##### Data to process

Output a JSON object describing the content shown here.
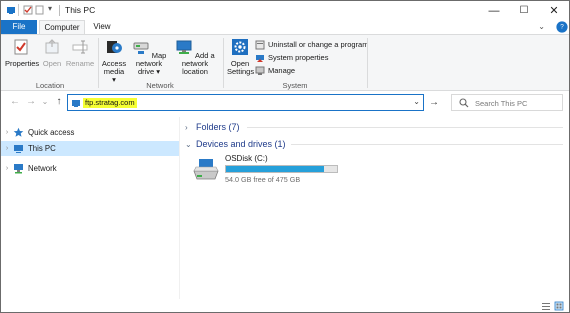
{
  "window": {
    "title": "This PC",
    "controls": {
      "minimize": "—",
      "maximize": "☐",
      "close": "✕"
    }
  },
  "ribbon_tabs": {
    "file": "File",
    "computer": "Computer",
    "view": "View",
    "collapse": "⌄",
    "help": "?"
  },
  "ribbon": {
    "location": {
      "label": "Location",
      "properties": "Properties",
      "open": "Open",
      "rename": "Rename"
    },
    "network": {
      "label": "Network",
      "access_media_1": "Access",
      "access_media_2": "media ▾",
      "map_drive_1": "Map network",
      "map_drive_2": "drive ▾",
      "add_location_1": "Add a network",
      "add_location_2": "location"
    },
    "system": {
      "label": "System",
      "open_settings_1": "Open",
      "open_settings_2": "Settings",
      "uninstall": "Uninstall or change a program",
      "properties": "System properties",
      "manage": "Manage"
    }
  },
  "navigation": {
    "back": "←",
    "forward": "→",
    "recent": "⌄",
    "up": "↑",
    "address_value": "ftp.stratag.com",
    "address_dropdown": "⌄",
    "go": "→",
    "search_placeholder": "Search This PC"
  },
  "nav_pane": {
    "items": [
      {
        "label": "Quick access",
        "icon": "star-icon"
      },
      {
        "label": "This PC",
        "icon": "computer-icon",
        "selected": true
      },
      {
        "label": "Network",
        "icon": "network-icon"
      }
    ]
  },
  "content": {
    "folders_header": "Folders (7)",
    "devices_header": "Devices and drives (1)",
    "drive": {
      "name": "OSDisk (C:)",
      "free_text": "54.0 GB free of 475 GB",
      "used_fraction": 0.886
    }
  },
  "colors": {
    "accent": "#1a73c7",
    "selected_bg": "#cce8ff",
    "drive_bar": "#26a0da",
    "address_highlight": "#f6ff33"
  }
}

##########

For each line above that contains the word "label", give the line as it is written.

      "label": "Location",
      "label": "Network",
      "label": "System",
        "label": "Quick access",
        "label": "This PC",
        "label": "Network",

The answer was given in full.